Yep. You read that right. I'm pulling down the shades on this blog for a while. Why? Well, let me tell you a little about sabbaticals and what they are intended to do. In an ideal world (admittedly, that's fantasy!), a college professor gets to take every seventh year off. That's not because they hate what they do, but because they need time to replenish their creative juices--to experience the world outside the ivory towers, learn something new, try a new approach to an old problem.
While I taught at Rhodes, I had two sabbaticals. The first came in 1995, right on schedule. Although I loved teaching, I had just been offered an additional position, as editor of a brand new online research website aimed at people who were involved in some form of medieval studies--not just historians, but students of literature, music, art, architecture, political science, religion. The list went on and on.

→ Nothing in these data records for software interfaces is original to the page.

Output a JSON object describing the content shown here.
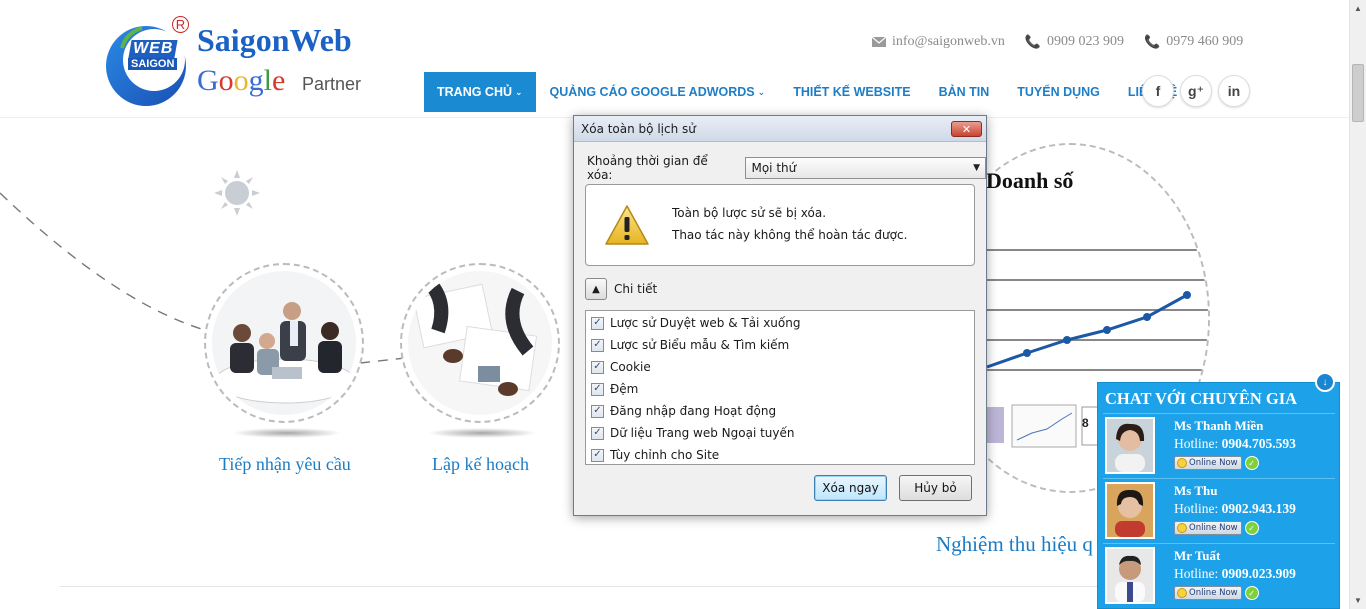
{
  "header": {
    "logo": {
      "web_text": "WEB",
      "saigon_text": "SAIGON",
      "reg_mark": "R",
      "brand": "SaigonWeb",
      "google_letters": [
        "G",
        "o",
        "o",
        "g",
        "l",
        "e"
      ],
      "partner": "Partner"
    },
    "contacts": [
      {
        "icon": "envelope-icon",
        "text": "info@saigonweb.vn"
      },
      {
        "icon": "phone-icon",
        "text": "0909 023 909"
      },
      {
        "icon": "phone-icon",
        "text": "0979 460 909"
      }
    ],
    "nav": [
      {
        "label": "TRANG CHỦ",
        "caret": "⌄",
        "active": true
      },
      {
        "label": "QUẢNG CÁO GOOGLE ADWORDS",
        "caret": "⌄",
        "active": false
      },
      {
        "label": "THIẾT KẾ WEBSITE",
        "active": false
      },
      {
        "label": "BẢN TIN",
        "active": false
      },
      {
        "label": "TUYỂN DỤNG",
        "active": false
      },
      {
        "label": "LIÊN HỆ",
        "active": false
      }
    ],
    "socials": [
      {
        "icon": "facebook-icon",
        "glyph": "f"
      },
      {
        "icon": "google-plus-icon",
        "glyph": "g⁺"
      },
      {
        "icon": "linkedin-icon",
        "glyph": "in"
      }
    ]
  },
  "content": {
    "steps": [
      {
        "label": "Tiếp nhận yêu cầu"
      },
      {
        "label": "Lập kế hoạch"
      }
    ],
    "chart_title": "Doanh số",
    "chart_caption_partial": "Doanh số",
    "result_label": "Nghiệm thu hiệu q"
  },
  "dialog": {
    "title": "Xóa toàn bộ lịch sử",
    "close_glyph": "✕",
    "range_label": "Khoảng thời gian để xóa:",
    "range_value": "Mọi thứ",
    "warning_line1": "Toàn bộ lược sử sẽ bị xóa.",
    "warning_line2": "Thao tác này không thể hoàn tác được.",
    "details_label": "Chi tiết",
    "items": [
      {
        "label": "Lược sử Duyệt web & Tải xuống",
        "checked": true
      },
      {
        "label": "Lược sử Biểu mẫu & Tìm kiếm",
        "checked": true
      },
      {
        "label": "Cookie",
        "checked": true
      },
      {
        "label": "Đệm",
        "checked": true
      },
      {
        "label": "Đăng nhập đang Hoạt động",
        "checked": true
      },
      {
        "label": "Dữ liệu Trang web Ngoại tuyến",
        "checked": true
      },
      {
        "label": "Tùy chỉnh cho Site",
        "checked": true
      }
    ],
    "confirm_label": "Xóa ngay",
    "cancel_label": "Hủy bỏ"
  },
  "chat": {
    "title": "CHAT VỚI CHUYÊN GIA",
    "agents": [
      {
        "name": "Ms Thanh Miền",
        "hotline_label": "Hotline:",
        "hotline": "0904.705.593",
        "status": "Online Now"
      },
      {
        "name": "Ms Thu",
        "hotline_label": "Hotline:",
        "hotline": "0902.943.139",
        "status": "Online Now"
      },
      {
        "name": "Mr Tuất",
        "hotline_label": "Hotline:",
        "hotline": "0909.023.909",
        "status": "Online Now"
      }
    ]
  },
  "colors": {
    "accent": "#1a8bd2",
    "link": "#1d7ec8",
    "chat_bg": "#1da1e8"
  }
}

The idea was to make available to anyone who needed such information a collection of facts, translations, bibliographies, new studies, databases, and ongoing controversies. The idea first arose at a well-known medieval conference and had the support of scholars from all over the world, but when we sat down to discuss what was involved, only a few individuals volunteered their time. I was headed into a sabbatical year without a clear plan; this seemed to be an ideal proposal. And so it turned out to be. I spent my year working at my computer, learning to do HTML coding, devising outlines of subject areas, and then hunting down experts to make contributions. The whole experience did much to make me the medieval scholar I became. It broadened my knowledge, made my name familiar internationally, made me a better teacher, and sharpened my organizational skills. By the time I gave up the editorial position, the website had over 200 contributors and was receiving nearly a quarter of a million hits a week.
The second sabbatical came in 2003-2004, as I was preparing for retirement. This time I concentrated on my own studies, with the intention of continuing a writing career after I left the classroom. I needed a change of pace, so I set myself the task of learning the geography of two states in which I had never lived--Pennsylvania and South Carolina--and the history of a period I had studied only casually--the American Civil War. The result, as you know, has been a whole series of biographies and historical novels.

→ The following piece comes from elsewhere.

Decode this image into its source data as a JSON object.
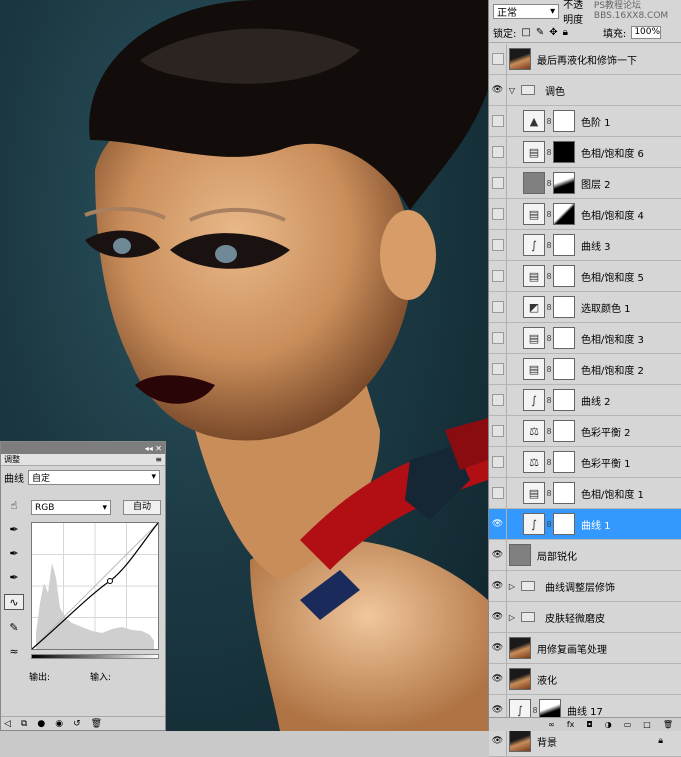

And now, I'm overdue for another break. I've been writing for twelve years and have published eight books. Each of those books has had some connection to the ones that came before it, so I could never see a clear space to refresh and re-define what I was doing. It's time to do that.
Oh, I'm not giving up writing. I already have another book brewing inside my skull. But it's different. Although it will once again be set in Civil War South Carolina, it will deal with topics I don't know enough about. I need to learn about international treaties and diplomatic maneuverings, about law-breakers and scoff-laws like pirates, smugglers, and blockade runners. I've never written a mystery, let alone a murder-mystery, and this one will involve all sorts of evil-doings, including murder and kidnapping. And then, just to keep me on my toes, many of the clues will be written in code, which will require me to learn how to create a code and how to break one.
I'll be busy for quite a while. I'm not even guessing at a publication date for the new book. We'll have to see what happens. It will be ready when it's ready. And when that happens, I'll be back here again, to give you a "heads up," and to fill you in on some of the details. Until then, you can follow my research adventures over on my other blog site on the Katzenhaus website.